DATASET ENTRIES:
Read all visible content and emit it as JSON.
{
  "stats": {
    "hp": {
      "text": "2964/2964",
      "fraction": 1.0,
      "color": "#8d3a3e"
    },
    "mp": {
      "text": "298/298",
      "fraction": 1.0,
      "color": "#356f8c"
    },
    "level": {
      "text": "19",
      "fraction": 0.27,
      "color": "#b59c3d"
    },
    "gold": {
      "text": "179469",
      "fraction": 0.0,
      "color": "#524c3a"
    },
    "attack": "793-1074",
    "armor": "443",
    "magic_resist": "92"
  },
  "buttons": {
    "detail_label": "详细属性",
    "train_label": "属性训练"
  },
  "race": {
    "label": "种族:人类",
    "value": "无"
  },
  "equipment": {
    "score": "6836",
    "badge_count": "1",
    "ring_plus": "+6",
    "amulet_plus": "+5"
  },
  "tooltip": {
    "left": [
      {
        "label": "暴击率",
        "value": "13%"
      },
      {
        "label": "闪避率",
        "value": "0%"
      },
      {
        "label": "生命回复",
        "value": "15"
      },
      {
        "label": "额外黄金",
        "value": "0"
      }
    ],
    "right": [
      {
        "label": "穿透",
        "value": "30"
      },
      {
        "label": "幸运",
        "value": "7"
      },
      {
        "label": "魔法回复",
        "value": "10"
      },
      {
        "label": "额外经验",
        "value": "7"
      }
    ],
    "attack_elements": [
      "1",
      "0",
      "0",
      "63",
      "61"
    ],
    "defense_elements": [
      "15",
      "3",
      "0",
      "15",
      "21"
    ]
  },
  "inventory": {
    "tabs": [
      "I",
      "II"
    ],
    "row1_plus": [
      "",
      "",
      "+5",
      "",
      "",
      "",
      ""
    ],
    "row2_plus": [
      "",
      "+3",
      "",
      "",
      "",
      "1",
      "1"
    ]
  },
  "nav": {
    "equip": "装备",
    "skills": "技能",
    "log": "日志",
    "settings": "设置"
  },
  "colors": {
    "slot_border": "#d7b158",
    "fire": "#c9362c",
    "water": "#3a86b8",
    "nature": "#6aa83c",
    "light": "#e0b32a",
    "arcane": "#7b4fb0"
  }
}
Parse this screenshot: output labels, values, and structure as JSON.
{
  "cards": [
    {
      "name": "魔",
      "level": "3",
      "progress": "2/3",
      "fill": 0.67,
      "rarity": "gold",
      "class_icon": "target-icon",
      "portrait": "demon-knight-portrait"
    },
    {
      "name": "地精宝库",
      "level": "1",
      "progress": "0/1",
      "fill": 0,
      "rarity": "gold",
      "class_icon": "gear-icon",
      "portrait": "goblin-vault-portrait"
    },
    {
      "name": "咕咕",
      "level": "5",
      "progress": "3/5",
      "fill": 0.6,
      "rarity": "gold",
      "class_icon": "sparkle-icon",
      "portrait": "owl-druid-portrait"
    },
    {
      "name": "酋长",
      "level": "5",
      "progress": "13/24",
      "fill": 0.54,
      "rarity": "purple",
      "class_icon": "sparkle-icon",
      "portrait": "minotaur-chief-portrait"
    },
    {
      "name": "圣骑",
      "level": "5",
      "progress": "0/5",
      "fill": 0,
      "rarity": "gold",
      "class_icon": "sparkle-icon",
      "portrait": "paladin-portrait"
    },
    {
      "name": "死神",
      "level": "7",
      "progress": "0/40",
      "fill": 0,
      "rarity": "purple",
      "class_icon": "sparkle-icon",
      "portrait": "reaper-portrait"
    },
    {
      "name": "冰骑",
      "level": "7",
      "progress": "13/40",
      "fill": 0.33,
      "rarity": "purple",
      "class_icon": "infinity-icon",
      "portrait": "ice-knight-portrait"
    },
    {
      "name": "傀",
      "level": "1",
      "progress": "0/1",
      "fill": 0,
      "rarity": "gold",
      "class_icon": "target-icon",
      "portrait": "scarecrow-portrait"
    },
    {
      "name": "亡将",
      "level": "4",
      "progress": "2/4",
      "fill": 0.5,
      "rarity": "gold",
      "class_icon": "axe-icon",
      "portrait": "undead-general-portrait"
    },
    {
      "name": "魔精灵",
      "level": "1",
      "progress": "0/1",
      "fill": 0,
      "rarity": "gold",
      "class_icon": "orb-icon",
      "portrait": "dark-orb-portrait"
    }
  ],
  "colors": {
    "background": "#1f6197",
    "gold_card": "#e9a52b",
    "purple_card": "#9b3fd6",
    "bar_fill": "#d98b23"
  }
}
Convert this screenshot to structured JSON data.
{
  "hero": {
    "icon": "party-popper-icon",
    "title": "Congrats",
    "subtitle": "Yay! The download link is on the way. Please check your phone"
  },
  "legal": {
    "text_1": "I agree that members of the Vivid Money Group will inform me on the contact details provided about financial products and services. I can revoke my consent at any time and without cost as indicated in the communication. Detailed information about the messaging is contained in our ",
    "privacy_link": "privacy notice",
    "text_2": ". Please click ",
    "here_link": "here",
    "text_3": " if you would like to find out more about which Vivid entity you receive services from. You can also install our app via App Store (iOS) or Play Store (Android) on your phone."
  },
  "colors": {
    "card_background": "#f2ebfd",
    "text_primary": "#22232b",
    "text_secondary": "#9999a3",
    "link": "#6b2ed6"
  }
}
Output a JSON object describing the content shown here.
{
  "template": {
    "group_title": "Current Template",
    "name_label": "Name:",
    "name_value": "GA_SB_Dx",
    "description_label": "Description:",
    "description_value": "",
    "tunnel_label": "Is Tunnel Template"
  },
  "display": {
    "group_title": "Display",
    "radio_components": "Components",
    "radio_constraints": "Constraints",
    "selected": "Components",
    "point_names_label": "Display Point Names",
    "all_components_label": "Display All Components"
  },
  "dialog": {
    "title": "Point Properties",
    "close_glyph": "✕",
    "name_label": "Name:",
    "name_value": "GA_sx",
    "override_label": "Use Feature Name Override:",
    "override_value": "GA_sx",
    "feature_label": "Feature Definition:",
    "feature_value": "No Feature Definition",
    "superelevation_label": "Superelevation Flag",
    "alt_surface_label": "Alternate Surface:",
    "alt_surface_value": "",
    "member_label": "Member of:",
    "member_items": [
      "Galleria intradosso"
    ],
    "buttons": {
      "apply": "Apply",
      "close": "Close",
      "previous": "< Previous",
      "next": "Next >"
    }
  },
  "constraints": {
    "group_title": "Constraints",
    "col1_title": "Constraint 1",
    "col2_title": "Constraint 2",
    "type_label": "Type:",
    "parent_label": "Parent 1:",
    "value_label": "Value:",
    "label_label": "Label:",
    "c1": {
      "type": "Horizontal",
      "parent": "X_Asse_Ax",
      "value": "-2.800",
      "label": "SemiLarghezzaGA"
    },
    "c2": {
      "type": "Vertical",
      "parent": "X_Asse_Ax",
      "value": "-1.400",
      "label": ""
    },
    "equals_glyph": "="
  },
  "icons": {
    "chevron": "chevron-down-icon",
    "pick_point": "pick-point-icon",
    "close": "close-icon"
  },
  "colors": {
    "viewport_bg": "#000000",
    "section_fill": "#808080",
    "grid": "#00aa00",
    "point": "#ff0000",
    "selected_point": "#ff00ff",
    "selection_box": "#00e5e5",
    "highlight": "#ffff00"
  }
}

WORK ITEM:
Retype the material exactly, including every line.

SOLUTION FOR THIS EXERCISE:
Read all visible content and emit it as JSON.
{
  "stats": {
    "hp": {
      "text": "2964/2964",
      "fraction": 1.0,
      "color": "#8d3a3e"
    },
    "mp": {
      "text": "298/298",
      "fraction": 1.0,
      "color": "#356f8c"
    },
    "level": {
      "text": "19",
      "fraction": 0.27,
      "color": "#b59c3d"
    },
    "gold": {
      "text": "179469",
      "fraction": 0.0,
      "color": "#524c3a"
    },
    "attack": "793-1074",
    "armor": "443",
    "magic_resist": "92"
  },
  "buttons": {
    "detail_label": "详细属性",
    "train_label": "属性训练"
  },
  "race": {
    "label": "种族:人类",
    "value": "无"
  },
  "equipment": {
    "score": "6836",
    "badge_count": "1",
    "ring_plus": "+6",
    "amulet_plus": "+5"
  },
  "tooltip": {
    "left": [
      {
        "label": "暴击率",
        "value": "13%"
      },
      {
        "label": "闪避率",
        "value": "0%"
      },
      {
        "label": "生命回复",
        "value": "15"
      },
      {
        "label": "额外黄金",
        "value": "0"
      }
    ],
    "right": [
      {
        "label": "穿透",
        "value": "30"
      },
      {
        "label": "幸运",
        "value": "7"
      },
      {
        "label": "魔法回复",
        "value": "10"
      },
      {
        "label": "额外经验",
        "value": "7"
      }
    ],
    "attack_elements": [
      "1",
      "0",
      "0",
      "63",
      "61"
    ],
    "defense_elements": [
      "15",
      "3",
      "0",
      "15",
      "21"
    ]
  },
  "inventory": {
    "tabs": [
      "I",
      "II"
    ],
    "row1_plus": [
      "",
      "",
      "+5",
      "",
      "",
      "",
      ""
    ],
    "row2_plus": [
      "",
      "+3",
      "",
      "",
      "",
      "1",
      "1"
    ]
  },
  "nav": {
    "equip": "装备",
    "skills": "技能",
    "log": "日志",
    "settings": "设置"
  },
  "colors": {
    "slot_border": "#d7b158",
    "fire": "#c9362c",
    "water": "#3a86b8",
    "nature": "#6aa83c",
    "light": "#e0b32a",
    "arcane": "#7b4fb0"
  }
}
Parse this screenshot: output labels, values, and structure as JSON.
{
  "cards": [
    {
      "name": "魔",
      "level": "3",
      "progress": "2/3",
      "fill": 0.67,
      "rarity": "gold",
      "class_icon": "target-icon",
      "portrait": "demon-knight-portrait"
    },
    {
      "name": "地精宝库",
      "level": "1",
      "progress": "0/1",
      "fill": 0,
      "rarity": "gold",
      "class_icon": "gear-icon",
      "portrait": "goblin-vault-portrait"
    },
    {
      "name": "咕咕",
      "level": "5",
      "progress": "3/5",
      "fill": 0.6,
      "rarity": "gold",
      "class_icon": "sparkle-icon",
      "portrait": "owl-druid-portrait"
    },
    {
      "name": "酋长",
      "level": "5",
      "progress": "13/24",
      "fill": 0.54,
      "rarity": "purple",
      "class_icon": "sparkle-icon",
      "portrait": "minotaur-chief-portrait"
    },
    {
      "name": "圣骑",
      "level": "5",
      "progress": "0/5",
      "fill": 0,
      "rarity": "gold",
      "class_icon": "sparkle-icon",
      "portrait": "paladin-portrait"
    },
    {
      "name": "死神",
      "level": "7",
      "progress": "0/40",
      "fill": 0,
      "rarity": "purple",
      "class_icon": "sparkle-icon",
      "portrait": "reaper-portrait"
    },
    {
      "name": "冰骑",
      "level": "7",
      "progress": "13/40",
      "fill": 0.33,
      "rarity": "purple",
      "class_icon": "infinity-icon",
      "portrait": "ice-knight-portrait"
    },
    {
      "name": "傀",
      "level": "1",
      "progress": "0/1",
      "fill": 0,
      "rarity": "gold",
      "class_icon": "target-icon",
      "portrait": "scarecrow-portrait"
    },
    {
      "name": "亡将",
      "level": "4",
      "progress": "2/4",
      "fill": 0.5,
      "rarity": "gold",
      "class_icon": "axe-icon",
      "portrait": "undead-general-portrait"
    },
    {
      "name": "魔精灵",
      "level": "1",
      "progress": "0/1",
      "fill": 0,
      "rarity": "gold",
      "class_icon": "orb-icon",
      "portrait": "dark-orb-portrait"
    }
  ],
  "colors": {
    "background": "#1f6197",
    "gold_card": "#e9a52b",
    "purple_card": "#9b3fd6",
    "bar_fill": "#d98b23"
  }
}
Convert this screenshot to structured JSON data.
{
  "hero": {
    "icon": "party-popper-icon",
    "title": "Congrats",
    "subtitle": "Yay! The download link is on the way. Please check your phone"
  },
  "legal": {
    "text_1": "I agree that members of the Vivid Money Group will inform me on the contact details provided about financial products and services. I can revoke my consent at any time and without cost as indicated in the communication. Detailed information about the messaging is contained in our ",
    "privacy_link": "privacy notice",
    "text_2": ". Please click ",
    "here_link": "here",
    "text_3": " if you would like to find out more about which Vivid entity you receive services from. You can also install our app via App Store (iOS) or Play Store (Android) on your phone."
  },
  "colors": {
    "card_background": "#f2ebfd",
    "text_primary": "#22232b",
    "text_secondary": "#9999a3",
    "link": "#6b2ed6"
  }
}
Output a JSON object describing the content shown here.
{
  "template": {
    "group_title": "Current Template",
    "name_label": "Name:",
    "name_value": "GA_SB_Dx",
    "description_label": "Description:",
    "description_value": "",
    "tunnel_label": "Is Tunnel Template"
  },
  "display": {
    "group_title": "Display",
    "radio_components": "Components",
    "radio_constraints": "Constraints",
    "selected": "Components",
    "point_names_label": "Display Point Names",
    "all_components_label": "Display All Components"
  },
  "dialog": {
    "title": "Point Properties",
    "close_glyph": "✕",
    "name_label": "Name:",
    "name_value": "GA_sx",
    "override_label": "Use Feature Name Override:",
    "override_value": "GA_sx",
    "feature_label": "Feature Definition:",
    "feature_value": "No Feature Definition",
    "superelevation_label": "Superelevation Flag",
    "alt_surface_label": "Alternate Surface:",
    "alt_surface_value": "",
    "member_label": "Member of:",
    "member_items": [
      "Galleria intradosso"
    ],
    "buttons": {
      "apply": "Apply",
      "close": "Close",
      "previous": "< Previous",
      "next": "Next >"
    }
  },
  "constraints": {
    "group_title": "Constraints",
    "col1_title": "Constraint 1",
    "col2_title": "Constraint 2",
    "type_label": "Type:",
    "parent_label": "Parent 1:",
    "value_label": "Value:",
    "label_label": "Label:",
    "c1": {
      "type": "Horizontal",
      "parent": "X_Asse_Ax",
      "value": "-2.800",
      "label": "SemiLarghezzaGA"
    },
    "c2": {
      "type": "Vertical",
      "parent": "X_Asse_Ax",
      "value": "-1.400",
      "label": ""
    },
    "equals_glyph": "="
  },
  "icons": {
    "chevron": "chevron-down-icon",
    "pick_point": "pick-point-icon",
    "close": "close-icon"
  },
  "colors": {
    "viewport_bg": "#000000",
    "section_fill": "#808080",
    "grid": "#00aa00",
    "point": "#ff0000",
    "selected_point": "#ff00ff",
    "selection_box": "#00e5e5",
    "highlight": "#ffff00"
  }
}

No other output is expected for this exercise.